Summary: Too often it is true that those who pray do not work and those who work do not pray. Real worship will engage our entire beings and will empower us for action.
I’m sure you know the statement which Jesus made, "God is a spirit; and they that worship Him must worship Him in spirit and in truth." We want to think today about both spirit and truth. Worshipping in both modes.
Over the door of the monastery hung a sign. It read, "To pray is to work; to work is to pray." "To pray is to work; to work is to pray."
But someone, on reading that sign, said that the trouble with the world is that the people who pray don’t work and the people who work don’t pray!
How are we going to bring those two sides of life together? How are we going to blend being both dreamers and doers, both visionaries and activists?
Some folks are dreamers. Some folks spend their lives in dreamy reflection. These are what I call the "big picture" people. They think in terms of grand truths and big ideas. They prop their feet up on the desk and dream up wonderful things for other people to do! They don’t do; they just give birth to ideas. They are dreamers.
The pastor of a church here in the District once told me that he considered himself a "big picture" man. He said, "I preach, I counsel, and I share the vision." "And so," he said, "I need a large staff to work with me, because I don’t do anything. I don’t write letters or calculate budgets or move chairs or set up the VCR for film showings. I need a staff to do that; my job," he said, "is to imagine the big picture. "
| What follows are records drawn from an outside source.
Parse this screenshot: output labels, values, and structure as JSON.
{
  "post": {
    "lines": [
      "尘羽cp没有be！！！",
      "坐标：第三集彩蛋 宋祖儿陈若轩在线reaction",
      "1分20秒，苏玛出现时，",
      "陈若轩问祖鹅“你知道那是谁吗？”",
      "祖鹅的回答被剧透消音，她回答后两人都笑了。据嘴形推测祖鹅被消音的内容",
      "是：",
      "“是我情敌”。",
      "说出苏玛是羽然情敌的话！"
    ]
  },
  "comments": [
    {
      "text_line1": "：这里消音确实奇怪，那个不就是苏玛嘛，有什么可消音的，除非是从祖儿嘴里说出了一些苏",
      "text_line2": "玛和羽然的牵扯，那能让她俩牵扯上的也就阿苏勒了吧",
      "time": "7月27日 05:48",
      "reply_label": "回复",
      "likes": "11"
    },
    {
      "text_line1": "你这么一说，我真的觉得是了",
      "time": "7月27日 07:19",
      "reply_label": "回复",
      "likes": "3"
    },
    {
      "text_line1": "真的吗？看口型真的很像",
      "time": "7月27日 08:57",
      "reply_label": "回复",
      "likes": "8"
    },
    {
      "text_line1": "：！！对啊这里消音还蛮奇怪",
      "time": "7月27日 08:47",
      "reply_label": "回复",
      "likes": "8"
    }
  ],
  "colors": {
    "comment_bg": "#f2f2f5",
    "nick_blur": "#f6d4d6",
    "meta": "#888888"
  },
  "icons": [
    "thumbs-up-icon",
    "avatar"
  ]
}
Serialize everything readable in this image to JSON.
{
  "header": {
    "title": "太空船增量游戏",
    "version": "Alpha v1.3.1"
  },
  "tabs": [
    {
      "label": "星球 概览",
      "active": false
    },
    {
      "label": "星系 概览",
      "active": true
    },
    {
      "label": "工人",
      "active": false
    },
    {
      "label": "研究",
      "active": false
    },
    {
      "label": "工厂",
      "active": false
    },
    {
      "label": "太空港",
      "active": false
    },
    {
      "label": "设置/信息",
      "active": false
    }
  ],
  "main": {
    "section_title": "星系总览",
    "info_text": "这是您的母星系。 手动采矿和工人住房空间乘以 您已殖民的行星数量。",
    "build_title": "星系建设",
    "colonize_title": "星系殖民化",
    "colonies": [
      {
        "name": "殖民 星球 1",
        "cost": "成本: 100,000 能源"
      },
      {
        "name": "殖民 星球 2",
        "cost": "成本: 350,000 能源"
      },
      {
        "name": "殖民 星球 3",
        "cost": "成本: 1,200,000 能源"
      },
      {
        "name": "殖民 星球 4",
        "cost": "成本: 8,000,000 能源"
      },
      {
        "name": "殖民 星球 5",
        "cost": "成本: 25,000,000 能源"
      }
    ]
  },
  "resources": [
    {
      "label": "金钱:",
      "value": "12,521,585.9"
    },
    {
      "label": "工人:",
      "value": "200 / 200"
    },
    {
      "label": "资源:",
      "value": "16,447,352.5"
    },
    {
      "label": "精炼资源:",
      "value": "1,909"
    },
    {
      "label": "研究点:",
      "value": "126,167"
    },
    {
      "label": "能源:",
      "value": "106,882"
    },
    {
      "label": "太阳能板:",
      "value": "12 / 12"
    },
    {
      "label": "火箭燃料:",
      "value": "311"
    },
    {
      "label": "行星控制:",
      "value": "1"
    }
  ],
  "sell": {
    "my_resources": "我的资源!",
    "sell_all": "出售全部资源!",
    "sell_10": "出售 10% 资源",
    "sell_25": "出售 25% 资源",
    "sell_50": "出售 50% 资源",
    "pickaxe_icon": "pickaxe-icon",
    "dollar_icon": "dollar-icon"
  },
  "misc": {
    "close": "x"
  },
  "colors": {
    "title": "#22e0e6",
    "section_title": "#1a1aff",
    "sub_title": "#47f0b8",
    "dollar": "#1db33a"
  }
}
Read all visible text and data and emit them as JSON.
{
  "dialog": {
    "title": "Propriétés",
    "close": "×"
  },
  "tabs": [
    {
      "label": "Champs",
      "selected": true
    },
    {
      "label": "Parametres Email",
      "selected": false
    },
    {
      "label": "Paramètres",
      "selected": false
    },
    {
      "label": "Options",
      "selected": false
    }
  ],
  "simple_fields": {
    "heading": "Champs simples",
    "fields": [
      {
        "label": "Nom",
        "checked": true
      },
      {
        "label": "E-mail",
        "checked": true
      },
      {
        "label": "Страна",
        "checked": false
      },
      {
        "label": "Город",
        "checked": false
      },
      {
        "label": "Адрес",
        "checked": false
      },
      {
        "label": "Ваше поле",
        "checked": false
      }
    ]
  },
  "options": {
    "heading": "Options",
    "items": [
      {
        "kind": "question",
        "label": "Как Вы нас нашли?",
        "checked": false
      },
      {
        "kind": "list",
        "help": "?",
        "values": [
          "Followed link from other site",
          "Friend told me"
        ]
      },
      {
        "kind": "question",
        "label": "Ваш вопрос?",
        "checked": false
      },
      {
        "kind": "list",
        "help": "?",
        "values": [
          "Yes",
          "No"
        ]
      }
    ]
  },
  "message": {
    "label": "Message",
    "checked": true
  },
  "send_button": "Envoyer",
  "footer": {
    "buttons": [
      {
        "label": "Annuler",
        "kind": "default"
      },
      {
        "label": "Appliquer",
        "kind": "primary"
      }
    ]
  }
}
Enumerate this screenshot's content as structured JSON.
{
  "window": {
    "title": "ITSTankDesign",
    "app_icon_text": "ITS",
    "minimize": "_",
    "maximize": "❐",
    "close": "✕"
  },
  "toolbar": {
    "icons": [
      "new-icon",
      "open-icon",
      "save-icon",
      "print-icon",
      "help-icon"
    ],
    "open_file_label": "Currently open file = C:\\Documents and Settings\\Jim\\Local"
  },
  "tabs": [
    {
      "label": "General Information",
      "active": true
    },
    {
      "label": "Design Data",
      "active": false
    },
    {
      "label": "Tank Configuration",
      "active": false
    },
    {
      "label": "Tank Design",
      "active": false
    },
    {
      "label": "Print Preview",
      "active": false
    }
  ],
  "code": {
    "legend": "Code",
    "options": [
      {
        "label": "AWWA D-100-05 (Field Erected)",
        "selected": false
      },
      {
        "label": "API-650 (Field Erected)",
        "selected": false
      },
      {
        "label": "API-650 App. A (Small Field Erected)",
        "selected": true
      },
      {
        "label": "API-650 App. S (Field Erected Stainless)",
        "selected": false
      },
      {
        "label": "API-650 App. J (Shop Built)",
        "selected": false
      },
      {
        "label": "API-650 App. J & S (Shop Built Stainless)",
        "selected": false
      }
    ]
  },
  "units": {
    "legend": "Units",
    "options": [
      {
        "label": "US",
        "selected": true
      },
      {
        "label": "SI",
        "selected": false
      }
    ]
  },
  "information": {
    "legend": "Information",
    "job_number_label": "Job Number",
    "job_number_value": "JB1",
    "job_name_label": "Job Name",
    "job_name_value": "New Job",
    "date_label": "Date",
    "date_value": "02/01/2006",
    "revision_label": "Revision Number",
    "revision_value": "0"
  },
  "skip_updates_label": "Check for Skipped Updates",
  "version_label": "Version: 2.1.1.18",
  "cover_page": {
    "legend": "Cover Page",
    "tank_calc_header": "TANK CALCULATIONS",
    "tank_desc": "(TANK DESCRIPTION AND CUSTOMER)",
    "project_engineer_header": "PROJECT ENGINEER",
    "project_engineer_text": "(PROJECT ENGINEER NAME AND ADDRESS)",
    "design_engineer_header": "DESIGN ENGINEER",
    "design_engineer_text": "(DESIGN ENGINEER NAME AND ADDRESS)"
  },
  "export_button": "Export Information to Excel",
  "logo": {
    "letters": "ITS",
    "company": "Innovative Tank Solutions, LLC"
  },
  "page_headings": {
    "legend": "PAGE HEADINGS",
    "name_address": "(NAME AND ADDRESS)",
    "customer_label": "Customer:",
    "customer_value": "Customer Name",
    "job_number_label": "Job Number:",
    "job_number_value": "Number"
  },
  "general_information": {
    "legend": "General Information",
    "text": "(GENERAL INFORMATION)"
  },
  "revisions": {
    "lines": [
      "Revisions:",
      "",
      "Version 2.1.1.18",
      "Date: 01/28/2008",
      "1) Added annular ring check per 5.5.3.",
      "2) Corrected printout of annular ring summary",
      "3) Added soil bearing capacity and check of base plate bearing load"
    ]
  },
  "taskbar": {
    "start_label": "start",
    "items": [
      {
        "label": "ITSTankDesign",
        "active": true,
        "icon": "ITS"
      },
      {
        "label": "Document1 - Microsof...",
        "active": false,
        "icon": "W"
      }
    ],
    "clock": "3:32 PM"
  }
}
Well, now do you see what they meant they mean when they argued that the trouble is that the people who pray don’t work!?
But then some folks spend their lives doing. Doing without thinking about it, doing, without much reflection. Some do so much that they get bogged down in the details. Some folks see nothing but just the daily do, do, do, work, work, work. I call them "assembly line" people.
Anybody here ever worked on an assembly line? On the assembly line, your job is to do one thing, over and over and over. You are told that this one thing fits in, so that a good product is produced, but you don’t really see the product. You just do your thing on the assembly line, over and over and over. One worker said, "My job is to tighten six nuts on the car chassis as it passes by. And sometimes I think if I have to tighten one more nut I’ll be one myself!" Some are not big picture people at all; they are assembly line people.
Or, in other words, the trouble is that the people who work don’t pray, don’t have a vision of where their life is going. It just goes, that’s all.
Dreamers and doers, visionaries and activists. How do you bring those two sides of life together? If you are a dreamer, with visions and feelings and deep-down hopes, how do you find the focus to make sense of it all and make it work? Or if you are a doer, ready for action and bursting with energy, how do you feel fulfilled, how do you know what it all means?
The answer is worship. Authentic worship. Worship that both engages the senses and makes sense. Worship which is authentic will, first, help us feel something when we are doers and will then help us do something when we are visionaries. Worship which is real will engage our senses, our whole beings; and it will make sense of the way we use our lives.
It was a crisis time. The great King of Judah had just died. And with Uzziah’s death died an era of prosperity and effectiveness in the nation. What would happen next? No one quite knew. The new king, Jotham, was untried. On the borders were two hostile powers, Israel and Syria, and the future looked dangerous for Judah.
Now when the future looks dangerous, what kind of leader do we need? Do we need a dreamer? Or do we need a doer? Do we need people with vision or do we need action people? When the times are critical, do we need "big picture" types or do we need "assembly line" types?
The answer is we need both. We need both. We need someone who will fill his whole being with a sense of God’s glory; and we need someone who will get down to the trenches and do something about it. How do you get a person like that? You get a person like that through authentic worship.
The young prophet Isaiah, in a crisis time, wondering what to do with his own life, pondering what would become of the nation, went to the Temple in Jerusalem to worship. Listen to how Isaiah’s experience of worship gave him both a vision and a plan of action. It made him a dreamer; it also made him a doer.